[[ INPUT FOR THIS TASK, beginning ]]
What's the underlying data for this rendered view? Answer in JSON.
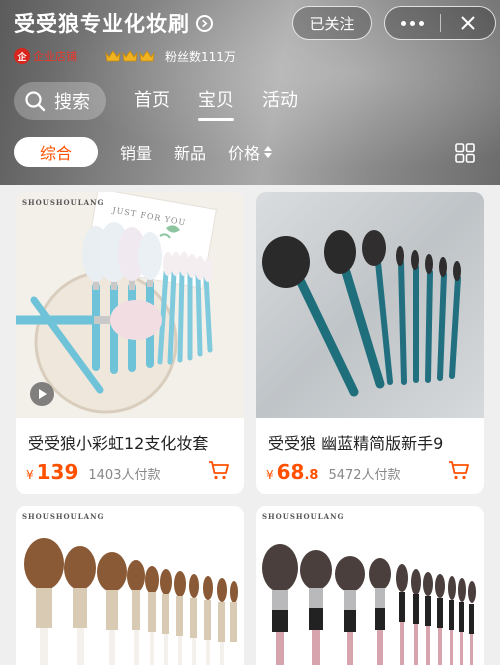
{
  "shop": {
    "name": "受受狼专业化妆刷",
    "follow_label": "已关注",
    "enterprise_label": "企业店铺",
    "enterprise_badge": "企",
    "fans_label": "粉丝数111万",
    "crown_count": 3
  },
  "nav": {
    "search_label": "搜索",
    "tabs": [
      {
        "label": "首页",
        "active": false
      },
      {
        "label": "宝贝",
        "active": true
      },
      {
        "label": "活动",
        "active": false
      }
    ]
  },
  "sort": {
    "items": [
      {
        "label": "综合",
        "active": true
      },
      {
        "label": "销量",
        "active": false
      },
      {
        "label": "新品",
        "active": false
      },
      {
        "label": "价格",
        "active": false
      }
    ]
  },
  "products": [
    {
      "brand": "SHOUSHOULANG",
      "title": "受受狼小彩虹12支化妆套",
      "yen": "¥",
      "price_int": "139",
      "price_dec": "",
      "sold": "1403人付款",
      "has_video": true,
      "card_text": "JUST FOR YOU"
    },
    {
      "brand": "",
      "title": "受受狼 幽蓝精简版新手9",
      "yen": "¥",
      "price_int": "68",
      "price_dec": ".8",
      "sold": "5472人付款",
      "has_video": false
    },
    {
      "brand": "SHOUSHOULANG",
      "title": "",
      "yen": "",
      "price_int": "",
      "price_dec": "",
      "sold": "",
      "has_video": false
    },
    {
      "brand": "SHOUSHOULANG",
      "title": "",
      "yen": "",
      "price_int": "",
      "price_dec": "",
      "sold": "",
      "has_video": false
    }
  ],
  "colors": {
    "accent": "#ff5000",
    "enterprise_red": "#d8261e",
    "crown_gold": "#f2b320"
  }
}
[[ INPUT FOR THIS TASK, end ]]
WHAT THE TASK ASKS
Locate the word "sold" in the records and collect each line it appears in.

ANSWER BELOW
      "sold": "1403人付款",
      "sold": "5472人付款",
      "sold": "",
      "sold": "",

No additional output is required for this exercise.